Segment Start: Exercise inputs

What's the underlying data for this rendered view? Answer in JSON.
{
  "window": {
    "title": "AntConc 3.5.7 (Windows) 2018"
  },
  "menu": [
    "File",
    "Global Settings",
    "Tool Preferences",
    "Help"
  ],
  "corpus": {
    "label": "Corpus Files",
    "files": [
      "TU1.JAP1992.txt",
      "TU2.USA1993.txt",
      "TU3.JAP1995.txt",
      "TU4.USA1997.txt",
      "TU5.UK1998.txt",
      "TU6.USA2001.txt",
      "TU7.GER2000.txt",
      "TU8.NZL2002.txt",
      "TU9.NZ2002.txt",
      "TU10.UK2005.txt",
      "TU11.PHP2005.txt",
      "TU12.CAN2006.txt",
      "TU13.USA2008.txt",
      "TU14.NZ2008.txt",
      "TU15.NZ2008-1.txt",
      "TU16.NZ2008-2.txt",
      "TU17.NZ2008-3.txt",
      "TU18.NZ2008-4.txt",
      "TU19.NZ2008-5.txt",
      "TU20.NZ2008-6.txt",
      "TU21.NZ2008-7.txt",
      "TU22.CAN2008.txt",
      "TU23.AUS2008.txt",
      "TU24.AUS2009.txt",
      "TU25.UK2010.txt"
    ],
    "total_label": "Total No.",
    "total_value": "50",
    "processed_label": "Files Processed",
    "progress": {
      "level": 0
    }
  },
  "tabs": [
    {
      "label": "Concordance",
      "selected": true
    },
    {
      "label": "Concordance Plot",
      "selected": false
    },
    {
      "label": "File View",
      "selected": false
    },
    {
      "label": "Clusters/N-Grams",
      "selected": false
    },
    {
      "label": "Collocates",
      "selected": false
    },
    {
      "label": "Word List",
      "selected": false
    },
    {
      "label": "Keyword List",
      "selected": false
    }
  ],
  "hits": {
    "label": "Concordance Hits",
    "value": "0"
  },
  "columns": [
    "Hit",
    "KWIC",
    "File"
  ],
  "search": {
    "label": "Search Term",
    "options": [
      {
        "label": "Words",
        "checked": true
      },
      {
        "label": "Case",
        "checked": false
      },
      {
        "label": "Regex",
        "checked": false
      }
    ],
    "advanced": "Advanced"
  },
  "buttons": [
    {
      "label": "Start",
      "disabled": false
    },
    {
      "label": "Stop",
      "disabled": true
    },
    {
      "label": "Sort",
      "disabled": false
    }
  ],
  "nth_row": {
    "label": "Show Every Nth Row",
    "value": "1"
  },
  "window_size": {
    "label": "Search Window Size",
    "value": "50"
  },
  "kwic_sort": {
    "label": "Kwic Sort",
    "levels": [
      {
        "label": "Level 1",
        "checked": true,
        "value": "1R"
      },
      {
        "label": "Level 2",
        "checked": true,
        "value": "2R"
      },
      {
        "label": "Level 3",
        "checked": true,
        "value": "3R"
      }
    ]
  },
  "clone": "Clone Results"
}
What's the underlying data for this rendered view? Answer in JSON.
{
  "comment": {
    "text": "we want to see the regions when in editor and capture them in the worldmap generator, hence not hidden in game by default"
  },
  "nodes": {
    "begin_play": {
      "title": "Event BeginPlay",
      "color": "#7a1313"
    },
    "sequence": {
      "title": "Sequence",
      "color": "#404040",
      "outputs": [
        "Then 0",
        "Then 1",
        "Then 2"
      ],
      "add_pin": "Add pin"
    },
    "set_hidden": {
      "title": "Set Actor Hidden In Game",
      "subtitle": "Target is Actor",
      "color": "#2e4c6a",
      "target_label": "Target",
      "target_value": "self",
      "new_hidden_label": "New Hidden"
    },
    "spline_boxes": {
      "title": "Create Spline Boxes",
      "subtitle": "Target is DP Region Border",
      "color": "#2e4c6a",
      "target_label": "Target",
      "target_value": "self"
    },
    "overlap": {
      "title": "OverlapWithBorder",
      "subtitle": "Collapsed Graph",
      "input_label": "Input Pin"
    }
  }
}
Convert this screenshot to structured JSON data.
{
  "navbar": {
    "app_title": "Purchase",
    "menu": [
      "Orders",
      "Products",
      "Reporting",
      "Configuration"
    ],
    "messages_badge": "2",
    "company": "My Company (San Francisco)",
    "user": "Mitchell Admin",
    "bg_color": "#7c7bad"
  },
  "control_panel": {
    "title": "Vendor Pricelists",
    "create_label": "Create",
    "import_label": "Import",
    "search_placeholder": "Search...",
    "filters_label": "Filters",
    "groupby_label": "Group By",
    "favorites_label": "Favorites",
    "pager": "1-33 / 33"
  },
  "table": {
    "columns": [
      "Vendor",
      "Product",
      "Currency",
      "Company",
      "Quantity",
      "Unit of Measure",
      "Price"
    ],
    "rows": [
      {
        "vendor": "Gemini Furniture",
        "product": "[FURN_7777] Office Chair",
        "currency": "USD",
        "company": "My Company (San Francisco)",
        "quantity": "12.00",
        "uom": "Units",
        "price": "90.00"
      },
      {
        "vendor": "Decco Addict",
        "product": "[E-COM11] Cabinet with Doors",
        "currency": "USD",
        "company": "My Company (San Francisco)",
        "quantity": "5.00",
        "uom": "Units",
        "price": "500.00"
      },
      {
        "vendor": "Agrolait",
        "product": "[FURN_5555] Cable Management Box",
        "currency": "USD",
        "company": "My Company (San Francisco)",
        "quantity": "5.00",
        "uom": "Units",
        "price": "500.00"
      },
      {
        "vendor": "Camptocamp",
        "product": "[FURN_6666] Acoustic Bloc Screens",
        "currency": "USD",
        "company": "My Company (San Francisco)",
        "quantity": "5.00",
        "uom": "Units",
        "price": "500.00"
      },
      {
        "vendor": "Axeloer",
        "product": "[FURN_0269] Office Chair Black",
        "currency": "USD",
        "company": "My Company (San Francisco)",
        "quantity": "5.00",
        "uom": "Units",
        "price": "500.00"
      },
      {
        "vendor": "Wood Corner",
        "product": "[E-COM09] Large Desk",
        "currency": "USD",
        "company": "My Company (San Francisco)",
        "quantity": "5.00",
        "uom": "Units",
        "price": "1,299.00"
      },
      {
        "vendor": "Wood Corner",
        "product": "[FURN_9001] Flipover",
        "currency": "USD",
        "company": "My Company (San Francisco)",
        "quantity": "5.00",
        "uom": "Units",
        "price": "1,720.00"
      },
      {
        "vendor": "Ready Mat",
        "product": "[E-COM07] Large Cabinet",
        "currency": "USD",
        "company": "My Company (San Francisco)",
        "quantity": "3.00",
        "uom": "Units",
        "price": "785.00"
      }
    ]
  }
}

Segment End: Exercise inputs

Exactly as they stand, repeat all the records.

_Result below_
What's the underlying data for this rendered view? Answer in JSON.
{
  "window": {
    "title": "AntConc 3.5.7 (Windows) 2018"
  },
  "menu": [
    "File",
    "Global Settings",
    "Tool Preferences",
    "Help"
  ],
  "corpus": {
    "label": "Corpus Files",
    "files": [
      "TU1.JAP1992.txt",
      "TU2.USA1993.txt",
      "TU3.JAP1995.txt",
      "TU4.USA1997.txt",
      "TU5.UK1998.txt",
      "TU6.USA2001.txt",
      "TU7.GER2000.txt",
      "TU8.NZL2002.txt",
      "TU9.NZ2002.txt",
      "TU10.UK2005.txt",
      "TU11.PHP2005.txt",
      "TU12.CAN2006.txt",
      "TU13.USA2008.txt",
      "TU14.NZ2008.txt",
      "TU15.NZ2008-1.txt",
      "TU16.NZ2008-2.txt",
      "TU17.NZ2008-3.txt",
      "TU18.NZ2008-4.txt",
      "TU19.NZ2008-5.txt",
      "TU20.NZ2008-6.txt",
      "TU21.NZ2008-7.txt",
      "TU22.CAN2008.txt",
      "TU23.AUS2008.txt",
      "TU24.AUS2009.txt",
      "TU25.UK2010.txt"
    ],
    "total_label": "Total No.",
    "total_value": "50",
    "processed_label": "Files Processed",
    "progress": {
      "level": 0
    }
  },
  "tabs": [
    {
      "label": "Concordance",
      "selected": true
    },
    {
      "label": "Concordance Plot",
      "selected": false
    },
    {
      "label": "File View",
      "selected": false
    },
    {
      "label": "Clusters/N-Grams",
      "selected": false
    },
    {
      "label": "Collocates",
      "selected": false
    },
    {
      "label": "Word List",
      "selected": false
    },
    {
      "label": "Keyword List",
      "selected": false
    }
  ],
  "hits": {
    "label": "Concordance Hits",
    "value": "0"
  },
  "columns": [
    "Hit",
    "KWIC",
    "File"
  ],
  "search": {
    "label": "Search Term",
    "options": [
      {
        "label": "Words",
        "checked": true
      },
      {
        "label": "Case",
        "checked": false
      },
      {
        "label": "Regex",
        "checked": false
      }
    ],
    "advanced": "Advanced"
  },
  "buttons": [
    {
      "label": "Start",
      "disabled": false
    },
    {
      "label": "Stop",
      "disabled": true
    },
    {
      "label": "Sort",
      "disabled": false
    }
  ],
  "nth_row": {
    "label": "Show Every Nth Row",
    "value": "1"
  },
  "window_size": {
    "label": "Search Window Size",
    "value": "50"
  },
  "kwic_sort": {
    "label": "Kwic Sort",
    "levels": [
      {
        "label": "Level 1",
        "checked": true,
        "value": "1R"
      },
      {
        "label": "Level 2",
        "checked": true,
        "value": "2R"
      },
      {
        "label": "Level 3",
        "checked": true,
        "value": "3R"
      }
    ]
  },
  "clone": "Clone Results"
}
What's the underlying data for this rendered view? Answer in JSON.
{
  "comment": {
    "text": "we want to see the regions when in editor and capture them in the worldmap generator, hence not hidden in game by default"
  },
  "nodes": {
    "begin_play": {
      "title": "Event BeginPlay",
      "color": "#7a1313"
    },
    "sequence": {
      "title": "Sequence",
      "color": "#404040",
      "outputs": [
        "Then 0",
        "Then 1",
        "Then 2"
      ],
      "add_pin": "Add pin"
    },
    "set_hidden": {
      "title": "Set Actor Hidden In Game",
      "subtitle": "Target is Actor",
      "color": "#2e4c6a",
      "target_label": "Target",
      "target_value": "self",
      "new_hidden_label": "New Hidden"
    },
    "spline_boxes": {
      "title": "Create Spline Boxes",
      "subtitle": "Target is DP Region Border",
      "color": "#2e4c6a",
      "target_label": "Target",
      "target_value": "self"
    },
    "overlap": {
      "title": "OverlapWithBorder",
      "subtitle": "Collapsed Graph",
      "input_label": "Input Pin"
    }
  }
}
Convert this screenshot to structured JSON data.
{
  "navbar": {
    "app_title": "Purchase",
    "menu": [
      "Orders",
      "Products",
      "Reporting",
      "Configuration"
    ],
    "messages_badge": "2",
    "company": "My Company (San Francisco)",
    "user": "Mitchell Admin",
    "bg_color": "#7c7bad"
  },
  "control_panel": {
    "title": "Vendor Pricelists",
    "create_label": "Create",
    "import_label": "Import",
    "search_placeholder": "Search...",
    "filters_label": "Filters",
    "groupby_label": "Group By",
    "favorites_label": "Favorites",
    "pager": "1-33 / 33"
  },
  "table": {
    "columns": [
      "Vendor",
      "Product",
      "Currency",
      "Company",
      "Quantity",
      "Unit of Measure",
      "Price"
    ],
    "rows": [
      {
        "vendor": "Gemini Furniture",
        "product": "[FURN_7777] Office Chair",
        "currency": "USD",
        "company": "My Company (San Francisco)",
        "quantity": "12.00",
        "uom": "Units",
        "price": "90.00"
      },
      {
        "vendor": "Decco Addict",
        "product": "[E-COM11] Cabinet with Doors",
        "currency": "USD",
        "company": "My Company (San Francisco)",
        "quantity": "5.00",
        "uom": "Units",
        "price": "500.00"
      },
      {
        "vendor": "Agrolait",
        "product": "[FURN_5555] Cable Management Box",
        "currency": "USD",
        "company": "My Company (San Francisco)",
        "quantity": "5.00",
        "uom": "Units",
        "price": "500.00"
      },
      {
        "vendor": "Camptocamp",
        "product": "[FURN_6666] Acoustic Bloc Screens",
        "currency": "USD",
        "company": "My Company (San Francisco)",
        "quantity": "5.00",
        "uom": "Units",
        "price": "500.00"
      },
      {
        "vendor": "Axeloer",
        "product": "[FURN_0269] Office Chair Black",
        "currency": "USD",
        "company": "My Company (San Francisco)",
        "quantity": "5.00",
        "uom": "Units",
        "price": "500.00"
      },
      {
        "vendor": "Wood Corner",
        "product": "[E-COM09] Large Desk",
        "currency": "USD",
        "company": "My Company (San Francisco)",
        "quantity": "5.00",
        "uom": "Units",
        "price": "1,299.00"
      },
      {
        "vendor": "Wood Corner",
        "product": "[FURN_9001] Flipover",
        "currency": "USD",
        "company": "My Company (San Francisco)",
        "quantity": "5.00",
        "uom": "Units",
        "price": "1,720.00"
      },
      {
        "vendor": "Ready Mat",
        "product": "[E-COM07] Large Cabinet",
        "currency": "USD",
        "company": "My Company (San Francisco)",
        "quantity": "3.00",
        "uom": "Units",
        "price": "785.00"
      }
    ]
  }
}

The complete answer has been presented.